▶ WHAT YOU HAVE TO DO
Here are some records; copy every line that holds the word "category".

[Data records for software interfaces]
---------------

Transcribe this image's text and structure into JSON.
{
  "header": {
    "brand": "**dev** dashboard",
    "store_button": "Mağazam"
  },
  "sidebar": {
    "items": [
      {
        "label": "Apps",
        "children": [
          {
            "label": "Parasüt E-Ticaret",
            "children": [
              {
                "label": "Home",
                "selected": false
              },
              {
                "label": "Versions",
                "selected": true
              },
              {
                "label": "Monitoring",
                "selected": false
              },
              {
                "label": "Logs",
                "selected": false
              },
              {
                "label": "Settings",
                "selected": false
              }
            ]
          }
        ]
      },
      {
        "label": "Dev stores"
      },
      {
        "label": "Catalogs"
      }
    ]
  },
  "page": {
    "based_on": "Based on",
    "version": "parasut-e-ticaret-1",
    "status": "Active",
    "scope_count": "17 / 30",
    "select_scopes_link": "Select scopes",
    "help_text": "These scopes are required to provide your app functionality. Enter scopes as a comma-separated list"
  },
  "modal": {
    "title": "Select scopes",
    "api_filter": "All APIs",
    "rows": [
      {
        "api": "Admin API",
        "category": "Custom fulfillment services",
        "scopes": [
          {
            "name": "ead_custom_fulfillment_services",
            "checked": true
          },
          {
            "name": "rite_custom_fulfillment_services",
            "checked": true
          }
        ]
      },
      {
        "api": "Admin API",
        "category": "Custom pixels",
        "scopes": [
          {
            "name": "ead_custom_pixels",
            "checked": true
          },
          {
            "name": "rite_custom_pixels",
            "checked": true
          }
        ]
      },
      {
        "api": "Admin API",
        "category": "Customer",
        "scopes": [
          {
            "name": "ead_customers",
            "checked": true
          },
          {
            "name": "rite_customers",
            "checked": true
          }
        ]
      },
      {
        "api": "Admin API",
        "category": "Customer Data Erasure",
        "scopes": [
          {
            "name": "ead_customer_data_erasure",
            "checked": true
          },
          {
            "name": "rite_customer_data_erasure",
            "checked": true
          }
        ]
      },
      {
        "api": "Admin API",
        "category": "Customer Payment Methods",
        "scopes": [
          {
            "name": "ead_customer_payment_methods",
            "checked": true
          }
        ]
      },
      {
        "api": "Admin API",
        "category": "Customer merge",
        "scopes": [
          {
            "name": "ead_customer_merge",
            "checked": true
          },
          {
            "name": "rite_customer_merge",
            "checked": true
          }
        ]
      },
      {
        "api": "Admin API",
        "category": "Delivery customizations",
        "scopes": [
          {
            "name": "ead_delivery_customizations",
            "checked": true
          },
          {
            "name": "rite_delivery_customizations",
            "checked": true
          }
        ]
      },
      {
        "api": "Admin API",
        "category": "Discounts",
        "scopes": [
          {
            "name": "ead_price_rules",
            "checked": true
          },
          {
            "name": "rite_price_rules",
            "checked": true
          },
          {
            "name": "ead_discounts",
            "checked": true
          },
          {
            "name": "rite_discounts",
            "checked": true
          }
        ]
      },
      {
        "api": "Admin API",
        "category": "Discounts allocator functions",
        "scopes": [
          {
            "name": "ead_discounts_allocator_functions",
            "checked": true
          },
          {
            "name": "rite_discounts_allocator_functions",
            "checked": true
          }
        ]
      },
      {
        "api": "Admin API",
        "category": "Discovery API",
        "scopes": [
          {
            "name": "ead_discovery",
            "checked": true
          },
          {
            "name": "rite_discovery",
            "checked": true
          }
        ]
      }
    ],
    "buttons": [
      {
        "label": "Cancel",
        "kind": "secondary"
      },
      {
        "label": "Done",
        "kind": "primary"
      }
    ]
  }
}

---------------

▶ SOLUTION TO THE EXERCISE
        "category": "Custom fulfillment services",
        "category": "Custom pixels",
        "category": "Customer",
        "category": "Customer Data Erasure",
        "category": "Customer Payment Methods",
        "category": "Customer merge",
        "category": "Delivery customizations",
        "category": "Discounts",
        "category": "Discounts allocator functions",
        "category": "Discovery API",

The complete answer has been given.